This can potentially be a good thing. It may drive the scientific process forward more efficiently, and it may let non-scientists better understand a crucial part of science. But as it stands, this open debate has some big problems. For one thing, it’s incredibly diffuse—a post here, a comment there. It’s not even really a debate. The authors of the paper itself have not, to my knowledge, responded anywhere to all this. (Admittedly, this has all unfolded in about 24 hours, so perhaps I need to lay off the coffee and wait a while.) Obviously, the blogosphere gets a lot of its strength from its decentralized structure, but it seems to me that productive debate is a lot like life. If you pack a lot of enzymes and DNA and other molecules in a tight package, you get life. Disperse them, and you get a few random reactions. Pack comments about a particular paper in one place, and a real debate can emerge. Disperse them across the blogosphere, and you encourage cheap shots and irrelevant tangents, while good observations go unappreciated.
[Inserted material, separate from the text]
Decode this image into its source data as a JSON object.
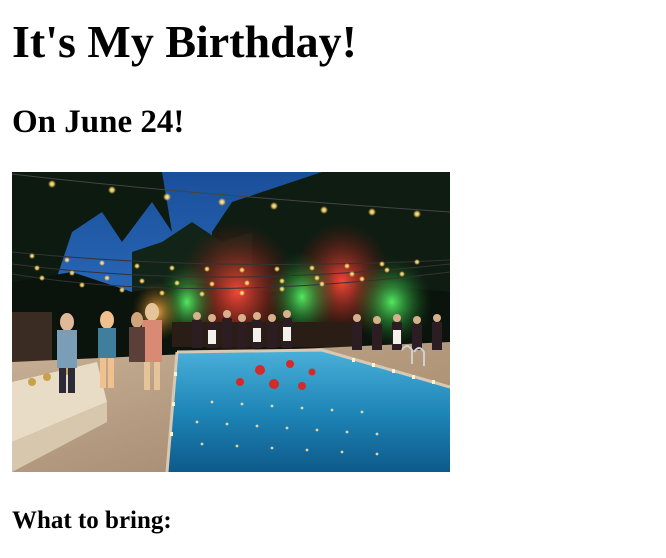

Before I could so much as blink, Greg Wilson commented on Carl Zimmer’s piece, offering a link to Jon Udell’s “Internet Groupware for Scientific Collaboration” (2000).
The Web was invented so that scientists could use computer networks to collaborate — that is, exchange documents, discuss them, coordinate work, create and publish collective knowledge. It was, in other words, supposed to be a groupware application.
Despite the popularity of the Web — or, perhaps, because of that popularity — it has yet to fulfill that original mission. Today’s Web is more like a shotgun marriage of electronic publishing and broadcast television than it is like an engineered solution for group collaboration. True, the Internet empowers today’s working scientist in ways only dreamed of even a decade ago. Yet our use of it often remains rooted in pre-Web idioms and habits — partly because we don’t fully exploit today’s Internet communication tools, but mainly because we’re still missing key tools and infrastructure.